TASK OBJECTIVE:
Among the lines of the material below, how many carry the word "stock"? Only the number is wanted.

INPUT RECORDS:
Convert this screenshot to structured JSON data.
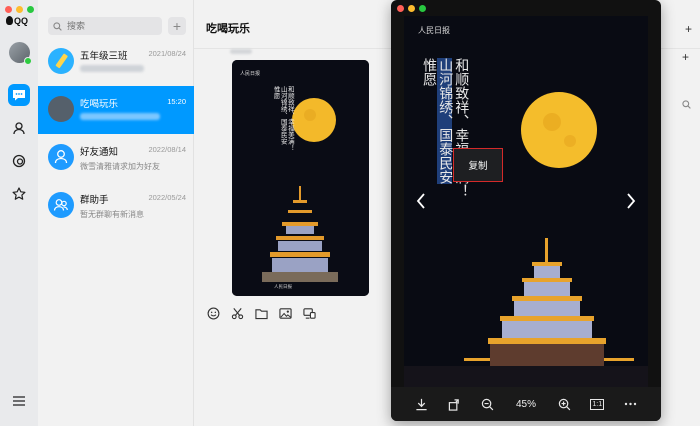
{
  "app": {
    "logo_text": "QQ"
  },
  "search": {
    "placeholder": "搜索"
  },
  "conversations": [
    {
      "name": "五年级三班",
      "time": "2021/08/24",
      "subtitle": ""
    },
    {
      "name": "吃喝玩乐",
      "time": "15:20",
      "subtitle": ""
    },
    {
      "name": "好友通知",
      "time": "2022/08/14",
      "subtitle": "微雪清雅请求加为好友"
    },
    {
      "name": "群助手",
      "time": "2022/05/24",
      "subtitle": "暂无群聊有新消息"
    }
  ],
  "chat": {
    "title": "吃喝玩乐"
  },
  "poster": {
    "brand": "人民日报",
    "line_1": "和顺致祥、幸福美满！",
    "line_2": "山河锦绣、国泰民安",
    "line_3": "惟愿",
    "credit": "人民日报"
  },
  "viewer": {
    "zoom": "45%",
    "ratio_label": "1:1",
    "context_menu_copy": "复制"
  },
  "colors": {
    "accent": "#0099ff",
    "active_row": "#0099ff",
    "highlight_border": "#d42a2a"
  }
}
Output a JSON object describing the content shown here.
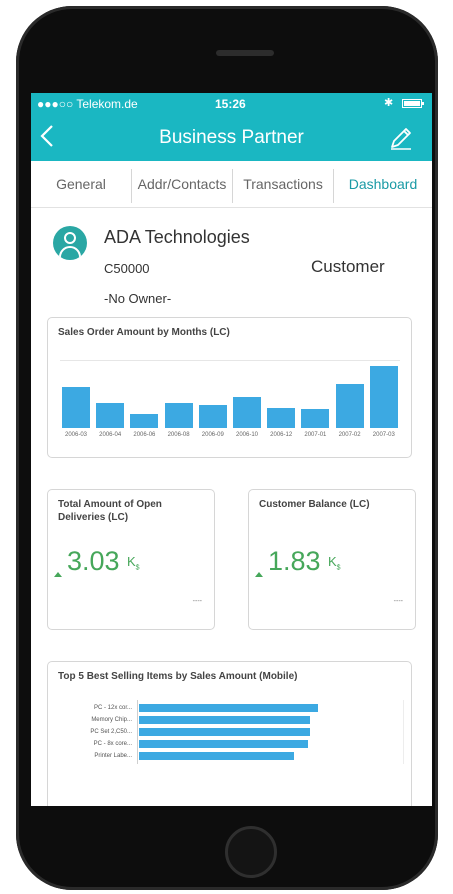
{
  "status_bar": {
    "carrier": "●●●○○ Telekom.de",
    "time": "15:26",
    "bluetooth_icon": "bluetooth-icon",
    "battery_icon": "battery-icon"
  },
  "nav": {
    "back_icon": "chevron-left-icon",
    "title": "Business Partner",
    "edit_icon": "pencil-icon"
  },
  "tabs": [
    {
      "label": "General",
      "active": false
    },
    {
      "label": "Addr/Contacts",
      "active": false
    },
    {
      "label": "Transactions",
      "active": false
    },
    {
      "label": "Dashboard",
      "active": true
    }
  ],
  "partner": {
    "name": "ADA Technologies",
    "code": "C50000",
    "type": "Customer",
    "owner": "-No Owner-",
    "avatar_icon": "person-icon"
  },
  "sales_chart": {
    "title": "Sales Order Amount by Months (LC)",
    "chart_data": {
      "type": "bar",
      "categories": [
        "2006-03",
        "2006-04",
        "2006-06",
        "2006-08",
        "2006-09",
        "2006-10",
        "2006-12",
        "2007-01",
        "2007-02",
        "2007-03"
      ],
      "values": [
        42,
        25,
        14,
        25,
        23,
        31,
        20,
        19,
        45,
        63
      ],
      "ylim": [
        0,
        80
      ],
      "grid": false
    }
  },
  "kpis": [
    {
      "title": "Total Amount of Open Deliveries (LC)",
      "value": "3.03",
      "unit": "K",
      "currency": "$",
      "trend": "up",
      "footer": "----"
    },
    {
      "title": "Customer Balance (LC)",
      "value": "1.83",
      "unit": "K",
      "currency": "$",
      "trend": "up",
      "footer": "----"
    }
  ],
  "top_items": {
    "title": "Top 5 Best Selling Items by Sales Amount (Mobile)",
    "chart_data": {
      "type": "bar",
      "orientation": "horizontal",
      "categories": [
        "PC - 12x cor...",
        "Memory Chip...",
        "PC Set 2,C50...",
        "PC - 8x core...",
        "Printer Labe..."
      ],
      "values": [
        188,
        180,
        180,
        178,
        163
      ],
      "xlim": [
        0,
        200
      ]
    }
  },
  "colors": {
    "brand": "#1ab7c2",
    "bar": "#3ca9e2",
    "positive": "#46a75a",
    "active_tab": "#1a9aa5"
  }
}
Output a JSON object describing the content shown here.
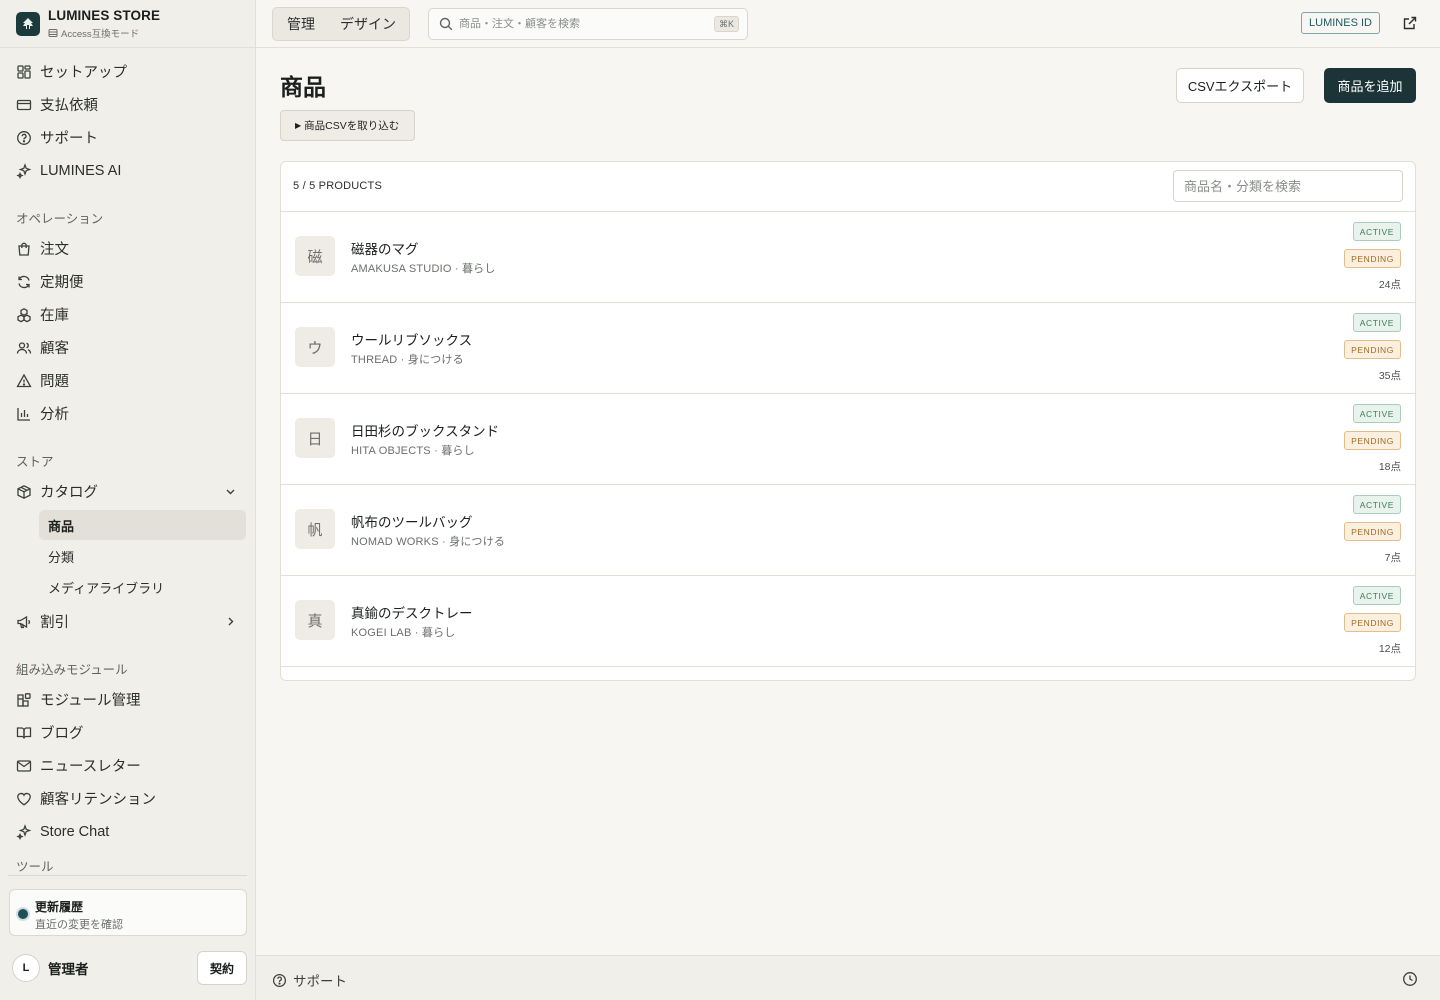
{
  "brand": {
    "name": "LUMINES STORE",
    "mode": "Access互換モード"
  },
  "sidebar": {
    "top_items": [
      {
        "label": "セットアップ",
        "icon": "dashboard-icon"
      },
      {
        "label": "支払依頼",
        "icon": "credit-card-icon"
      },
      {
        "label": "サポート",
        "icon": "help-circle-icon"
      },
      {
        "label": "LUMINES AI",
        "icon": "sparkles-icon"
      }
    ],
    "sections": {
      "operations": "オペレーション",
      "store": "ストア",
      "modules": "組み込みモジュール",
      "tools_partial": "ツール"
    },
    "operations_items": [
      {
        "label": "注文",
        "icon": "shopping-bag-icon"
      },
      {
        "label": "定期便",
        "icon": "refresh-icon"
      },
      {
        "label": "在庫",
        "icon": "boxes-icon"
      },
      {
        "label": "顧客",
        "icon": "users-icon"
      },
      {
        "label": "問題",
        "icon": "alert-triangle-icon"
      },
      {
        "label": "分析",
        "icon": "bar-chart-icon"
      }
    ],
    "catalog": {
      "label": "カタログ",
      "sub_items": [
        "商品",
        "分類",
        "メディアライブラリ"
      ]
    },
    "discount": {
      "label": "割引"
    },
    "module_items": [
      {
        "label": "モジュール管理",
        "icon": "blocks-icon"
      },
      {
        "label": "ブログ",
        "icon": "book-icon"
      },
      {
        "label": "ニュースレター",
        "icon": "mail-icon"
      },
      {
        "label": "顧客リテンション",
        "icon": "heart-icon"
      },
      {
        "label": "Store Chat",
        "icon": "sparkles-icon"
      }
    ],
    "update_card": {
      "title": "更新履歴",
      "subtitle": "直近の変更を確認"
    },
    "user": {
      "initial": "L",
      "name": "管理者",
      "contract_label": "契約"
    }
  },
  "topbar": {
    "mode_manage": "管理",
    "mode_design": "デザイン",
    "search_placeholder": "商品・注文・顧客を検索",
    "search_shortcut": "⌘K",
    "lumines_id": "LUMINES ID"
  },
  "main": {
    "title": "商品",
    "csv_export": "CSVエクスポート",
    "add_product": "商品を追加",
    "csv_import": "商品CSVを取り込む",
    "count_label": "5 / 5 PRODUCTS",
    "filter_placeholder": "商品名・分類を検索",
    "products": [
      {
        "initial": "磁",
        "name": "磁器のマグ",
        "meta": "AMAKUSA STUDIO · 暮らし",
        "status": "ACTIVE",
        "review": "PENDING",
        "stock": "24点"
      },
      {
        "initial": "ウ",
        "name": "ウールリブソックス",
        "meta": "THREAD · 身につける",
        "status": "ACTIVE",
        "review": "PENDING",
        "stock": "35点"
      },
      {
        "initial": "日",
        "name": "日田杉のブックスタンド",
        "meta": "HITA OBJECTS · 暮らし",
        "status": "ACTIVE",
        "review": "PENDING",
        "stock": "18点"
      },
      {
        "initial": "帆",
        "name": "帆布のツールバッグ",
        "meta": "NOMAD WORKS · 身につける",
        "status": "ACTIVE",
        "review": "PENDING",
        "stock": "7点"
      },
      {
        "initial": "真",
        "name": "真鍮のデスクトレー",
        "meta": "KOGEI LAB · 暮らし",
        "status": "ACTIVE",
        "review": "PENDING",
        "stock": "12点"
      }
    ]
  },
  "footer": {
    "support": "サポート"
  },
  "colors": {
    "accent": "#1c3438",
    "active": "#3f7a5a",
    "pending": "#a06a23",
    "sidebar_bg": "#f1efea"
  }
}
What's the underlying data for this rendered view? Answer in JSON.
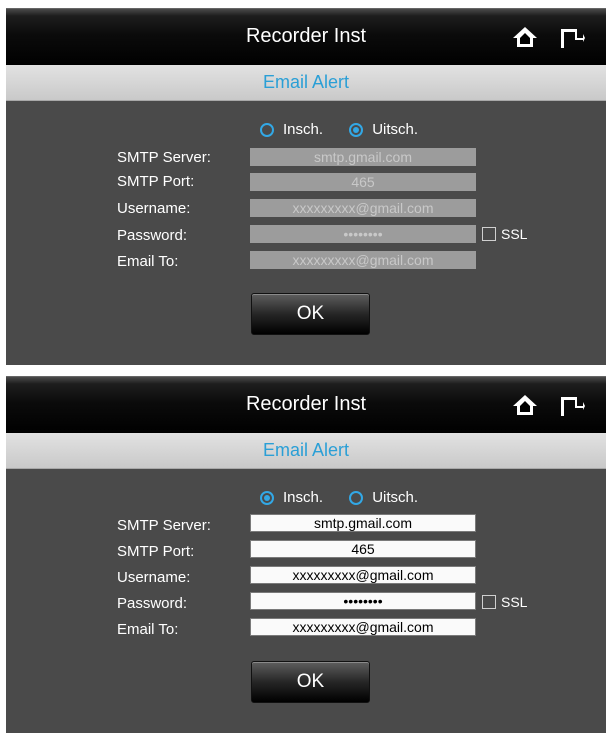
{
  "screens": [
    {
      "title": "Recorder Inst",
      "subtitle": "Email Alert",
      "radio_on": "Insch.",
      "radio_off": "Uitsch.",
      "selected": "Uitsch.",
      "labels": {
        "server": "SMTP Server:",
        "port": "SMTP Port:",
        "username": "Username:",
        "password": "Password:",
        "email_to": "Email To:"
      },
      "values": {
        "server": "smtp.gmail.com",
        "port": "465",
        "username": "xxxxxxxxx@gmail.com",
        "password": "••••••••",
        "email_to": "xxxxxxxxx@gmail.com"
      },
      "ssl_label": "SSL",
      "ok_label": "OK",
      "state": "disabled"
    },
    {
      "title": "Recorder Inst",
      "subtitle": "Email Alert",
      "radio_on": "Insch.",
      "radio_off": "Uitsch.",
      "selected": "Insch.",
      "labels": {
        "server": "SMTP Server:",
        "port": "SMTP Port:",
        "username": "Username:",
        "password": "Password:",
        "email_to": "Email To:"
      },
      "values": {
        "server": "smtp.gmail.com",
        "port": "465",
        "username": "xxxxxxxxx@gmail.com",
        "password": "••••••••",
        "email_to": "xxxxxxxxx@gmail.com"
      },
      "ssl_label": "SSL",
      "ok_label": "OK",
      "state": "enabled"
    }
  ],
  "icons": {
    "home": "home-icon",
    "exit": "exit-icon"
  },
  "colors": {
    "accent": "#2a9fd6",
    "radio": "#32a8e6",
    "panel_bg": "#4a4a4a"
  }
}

EXERCISE ANSWER:
5